Price: $310.00

    Code: 2421

    Directed by Isaac Brown
    2012, 55 minutes
    Purchase: $310 | Classroom Rental: $125
    Call us at 212-685-6242 for special K-12 pricing.

    In 1983 TIME magazine bestowed its coveted person-of-the-year award to the computer. This invention revolutionized the way we work, play and communicate.

    Since then, technology has advanced at an amazing speed, and in order to keep up we are replacing our old machines at the same rate, creating a cyclical stream of waste. But this is not your grandmother's compost. Computers, cell phones, TVs, and other electronics are filled with heavy metals. A typical CRT computer monitor - the standard box we're all familiar with - contains roughly 7 pounds of lead. In addition to lead, they also contain other toxics: cadmium, mercury and brominated flame retardants. While perfectly harmless on our desktop, when thrown away these antiquated electronics are classified as hazardous waste.

    From the director of Gimme Green, which explored the environmental impact of one of our most recognizable national symbols - the residential lawn, Terra Blight is a fascinating, eye-opening documentary that examines America's consumption of technology and the global problem of e-waste. The documentary traces the life cycle of computers from creation to disposal, and uncovers how these products are disposed of and where exactly they wind up.

    The United States, for example, is the only industrialized country that does not prohibit the export of its e-waste. So while seventy percent of America's e-waste is buried in toxic landfills, the rest is sent to developing countries.

    Terra Blight brings us to one such landfill in Ghana, where young boys scavenge through mountains of broken computers, keyboards and laptops (including, ironically, computers that once belonged to the Environmental Protection Agency) searching for copper and other metals. The documentary also shows us a possible solution to the problem, taking us inside a new high-tech facility in the United States where e-waste is efficiently recycled.

    After watching this film, you won't be able to look at a computer the same way.

    Official Site: www.terrablight.com/

    Subjects & Collections

    Festivals & Awards

    *Official Selection, Slamdance Film Festival
    * Best Science Communication Film, Reel Earth Environmental Film Festival
    * Official Selection, Eugene International Film Festival
    * Official Selection, Mountainfilm in Telluride
    * Official Selection, Maui Film Festival
    * Official Selection, New Orleans Film Festival
    * Official Selection, Chesapeake Film Festival
    * Official Selection, San Francisco Green Film Festival
    * Official Selection, Costa Rica International Documentary Festival
    * Official Selection, Docutah Film Festival
    * Official Selection, Flagstaff Mountain Film Festival
    * Official Selection, Wild & Scenic Film Festival

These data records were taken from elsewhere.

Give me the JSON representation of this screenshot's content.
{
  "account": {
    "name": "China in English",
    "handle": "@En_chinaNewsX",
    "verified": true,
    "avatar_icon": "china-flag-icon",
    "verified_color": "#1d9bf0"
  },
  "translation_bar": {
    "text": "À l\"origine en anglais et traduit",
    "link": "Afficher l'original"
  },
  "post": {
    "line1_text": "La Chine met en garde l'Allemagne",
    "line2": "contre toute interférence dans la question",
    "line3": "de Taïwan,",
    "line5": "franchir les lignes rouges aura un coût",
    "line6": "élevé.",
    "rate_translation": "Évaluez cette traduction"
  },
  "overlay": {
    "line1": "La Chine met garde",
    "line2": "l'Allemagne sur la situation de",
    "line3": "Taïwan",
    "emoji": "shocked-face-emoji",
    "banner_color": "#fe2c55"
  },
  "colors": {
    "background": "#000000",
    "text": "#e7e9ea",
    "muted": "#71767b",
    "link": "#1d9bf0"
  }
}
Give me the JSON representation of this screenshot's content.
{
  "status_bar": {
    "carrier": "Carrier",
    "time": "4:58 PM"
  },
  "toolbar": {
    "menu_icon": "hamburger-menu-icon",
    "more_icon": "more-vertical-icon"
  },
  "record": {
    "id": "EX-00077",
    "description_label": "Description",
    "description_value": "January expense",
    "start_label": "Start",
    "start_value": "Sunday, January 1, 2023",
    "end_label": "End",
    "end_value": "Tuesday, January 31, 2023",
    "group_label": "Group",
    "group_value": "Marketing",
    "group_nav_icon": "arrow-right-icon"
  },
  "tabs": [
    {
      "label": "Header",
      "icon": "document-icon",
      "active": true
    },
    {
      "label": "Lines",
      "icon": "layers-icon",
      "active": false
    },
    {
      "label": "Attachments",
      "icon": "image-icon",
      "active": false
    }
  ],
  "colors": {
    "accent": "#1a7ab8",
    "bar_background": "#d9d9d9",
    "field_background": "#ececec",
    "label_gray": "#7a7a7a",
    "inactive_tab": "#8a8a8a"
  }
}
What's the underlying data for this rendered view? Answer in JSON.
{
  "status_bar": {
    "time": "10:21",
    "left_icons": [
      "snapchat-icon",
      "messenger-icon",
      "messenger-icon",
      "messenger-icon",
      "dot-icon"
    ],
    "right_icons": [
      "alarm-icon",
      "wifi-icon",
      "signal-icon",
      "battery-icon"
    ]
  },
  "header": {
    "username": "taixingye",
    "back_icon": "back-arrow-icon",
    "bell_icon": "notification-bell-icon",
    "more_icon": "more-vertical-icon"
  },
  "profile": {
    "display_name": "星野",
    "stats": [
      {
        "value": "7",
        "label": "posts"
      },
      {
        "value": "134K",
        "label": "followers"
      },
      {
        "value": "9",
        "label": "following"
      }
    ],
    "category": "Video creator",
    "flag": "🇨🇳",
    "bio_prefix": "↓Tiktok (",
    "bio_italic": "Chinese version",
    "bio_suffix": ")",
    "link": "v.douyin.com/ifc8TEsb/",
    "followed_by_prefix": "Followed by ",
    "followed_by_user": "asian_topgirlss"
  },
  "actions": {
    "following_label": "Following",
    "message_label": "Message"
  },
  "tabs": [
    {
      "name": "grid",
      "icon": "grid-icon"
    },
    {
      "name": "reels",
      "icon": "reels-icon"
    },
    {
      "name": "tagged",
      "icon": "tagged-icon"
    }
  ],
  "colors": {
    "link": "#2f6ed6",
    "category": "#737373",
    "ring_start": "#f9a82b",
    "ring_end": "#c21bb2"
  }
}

     width= "A film of brutal contrasts and profoundly disturbing conclusions. Terra Blight forces viewers to wonder when conscientious Americans deliver obsolete electronics to “recyclers” on community waste collection days, where do those toxic wastes really end up? Why would any nation permit 21st century toxic waste to be managed by 19th century standards? Highly recommended and a must have for all programs dealing with environmental issues ." - Educational Media Reviews Online

    "  width=  width=  width= Recommended . Juxtaposing footage of toxic trash of old PCs with scenes of the newest machines networked in a giant video-game tournament makes for a disturbing and thought-provoking image of the environmental costs of rapid obsolence." - Video Librarian

    " This eye-opening documentary will stir debate in classrooms."– School Library Journal

    " Suitable for college courses in cultural anthropology, anthropology of technology, development anthropology, anthropology of globalization, American studies, and African studies, as well as general audiences. - The Anthropology Review Database

    "Great film!!! Gigantic story superbly told, urgent theme delivered with punch and finesse, brilliant filmmaking in every dimension. Deserves and needs to be seen everywhere." - Jonathan Demme